Cong also studies stool samples from neonates to look for additional biomarkers that reveal the development and health of their microbiome, as well as the microbiome of people with Irritable Bowel Syndrome (IBS). Cong is studying the manifestations of emotional stress in patients with IBS using many of the same concepts she uses to study neonates in the NICU.
Keeping up with tech
More recently, Cong has also used genetic markers to study this aspect of neonates’ experience in the NICU. The emergence of genomic science has provided a new avenue for Cong to expand her research.
“We always have these new technologies,” Cong says. “Especially in recent years with genetics and genome science, we really have to catch up with what’s going on there.”
These advancements have shown Cong how important fruitful collaborations with other researchers can be. Cong works with researchers at Connecticut Children’s Medical Center and The Jackson Laboratory for Genomic Medicine, who have expertise in areas that can inform her research.
“You always have to learn some new thing,” Cong says. “And that often means you have to build up your team and work together.”
Cong also works closely with the Microbial Analysis, Resources and Services (MARS) center, which is part of UConn’s Center for Open Research Resources and Equipment (COR2E), which conducts microbiome sequencing. Cong is also the director of the UConn School of Nursing’s Biobehavioral Research Lab.
“All the collaborations are so important to our studies,” Cong says. “We get amazing results.”
Not just on paper
One of the most rewarding aspects of her work for Cong is how directly it can be applied and have real-life impacts.
“It goes into clinical practice,” Cong says. “It’s not just on the paper.”
The goal of Cong’s research is to improve the short- and long-term neurodevelopment and quality of life for babies who start their lives in the NICU.
Cong says she sees her research continuing in new directions facilitated by technological developments which support new avenues for her work.

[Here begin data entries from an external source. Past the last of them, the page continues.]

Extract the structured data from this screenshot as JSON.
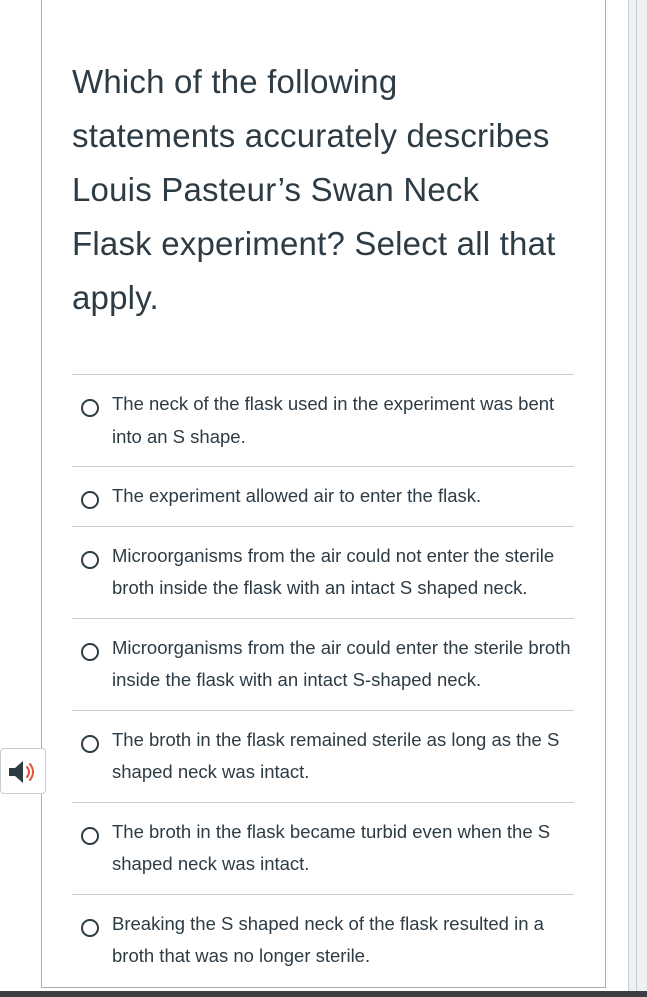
{
  "question": {
    "lines": [
      "Which of the following",
      "statements accurately describes",
      "Louis Pasteur’s Swan Neck",
      "Flask experiment? Select all that",
      "apply."
    ]
  },
  "answers": [
    {
      "text": "The neck of the flask used in the experiment was bent into an S shape."
    },
    {
      "text": "The experiment allowed air to enter the flask."
    },
    {
      "text": "Microorganisms from the air could not enter the sterile broth inside the flask with an intact S shaped neck."
    },
    {
      "text": "Microorganisms from the air could enter the sterile broth inside the flask with an intact S-shaped neck."
    },
    {
      "text": "The broth in the flask remained sterile as long as the S shaped neck was intact."
    },
    {
      "text": "The broth in the flask became turbid even when the S shaped neck was intact."
    },
    {
      "text": "Breaking the S shaped neck of the flask resulted in a broth that was no longer sterile."
    }
  ],
  "icons": {
    "read_aloud": "speaker-icon"
  },
  "colors": {
    "text": "#2d3b45",
    "divider": "#c7cdd1",
    "speaker_accent": "#e0533a"
  }
}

“Definitely we want to see all these babies have an improved quality of life and better health later in life,” Cong says.